[Records from a data collection]
____________________

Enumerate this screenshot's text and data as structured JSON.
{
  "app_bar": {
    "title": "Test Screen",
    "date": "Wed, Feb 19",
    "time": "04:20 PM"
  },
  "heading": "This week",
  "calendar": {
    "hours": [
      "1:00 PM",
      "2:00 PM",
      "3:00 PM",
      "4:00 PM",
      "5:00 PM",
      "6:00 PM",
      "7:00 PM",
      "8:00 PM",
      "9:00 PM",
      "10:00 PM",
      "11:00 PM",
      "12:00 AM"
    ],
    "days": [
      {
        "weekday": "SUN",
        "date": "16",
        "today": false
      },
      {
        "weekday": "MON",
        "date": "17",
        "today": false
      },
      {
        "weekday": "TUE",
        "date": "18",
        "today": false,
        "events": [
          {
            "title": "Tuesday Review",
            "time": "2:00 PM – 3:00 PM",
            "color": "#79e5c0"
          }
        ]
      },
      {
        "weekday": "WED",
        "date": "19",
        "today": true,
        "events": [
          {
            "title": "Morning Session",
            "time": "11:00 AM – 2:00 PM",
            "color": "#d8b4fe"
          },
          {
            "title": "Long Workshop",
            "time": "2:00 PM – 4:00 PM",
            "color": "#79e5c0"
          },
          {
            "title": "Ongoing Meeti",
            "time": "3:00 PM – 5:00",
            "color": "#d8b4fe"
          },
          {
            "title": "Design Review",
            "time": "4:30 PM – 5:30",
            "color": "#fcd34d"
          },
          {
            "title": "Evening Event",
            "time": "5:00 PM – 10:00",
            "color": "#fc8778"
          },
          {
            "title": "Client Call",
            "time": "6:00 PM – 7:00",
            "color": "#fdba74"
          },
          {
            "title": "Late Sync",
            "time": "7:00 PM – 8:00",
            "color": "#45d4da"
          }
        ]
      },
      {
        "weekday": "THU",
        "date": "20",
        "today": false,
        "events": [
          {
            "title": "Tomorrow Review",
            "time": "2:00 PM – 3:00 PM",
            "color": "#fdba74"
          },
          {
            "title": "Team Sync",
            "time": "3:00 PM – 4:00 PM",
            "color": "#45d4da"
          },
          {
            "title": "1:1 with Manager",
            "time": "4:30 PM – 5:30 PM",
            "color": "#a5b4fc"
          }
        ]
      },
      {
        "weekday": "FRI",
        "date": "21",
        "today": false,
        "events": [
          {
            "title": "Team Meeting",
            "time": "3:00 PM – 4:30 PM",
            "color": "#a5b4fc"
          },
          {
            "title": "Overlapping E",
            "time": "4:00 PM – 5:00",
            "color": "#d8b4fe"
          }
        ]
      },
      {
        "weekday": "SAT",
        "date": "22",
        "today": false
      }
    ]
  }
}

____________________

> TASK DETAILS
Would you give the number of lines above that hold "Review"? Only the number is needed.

> EXERCISE RESULT
3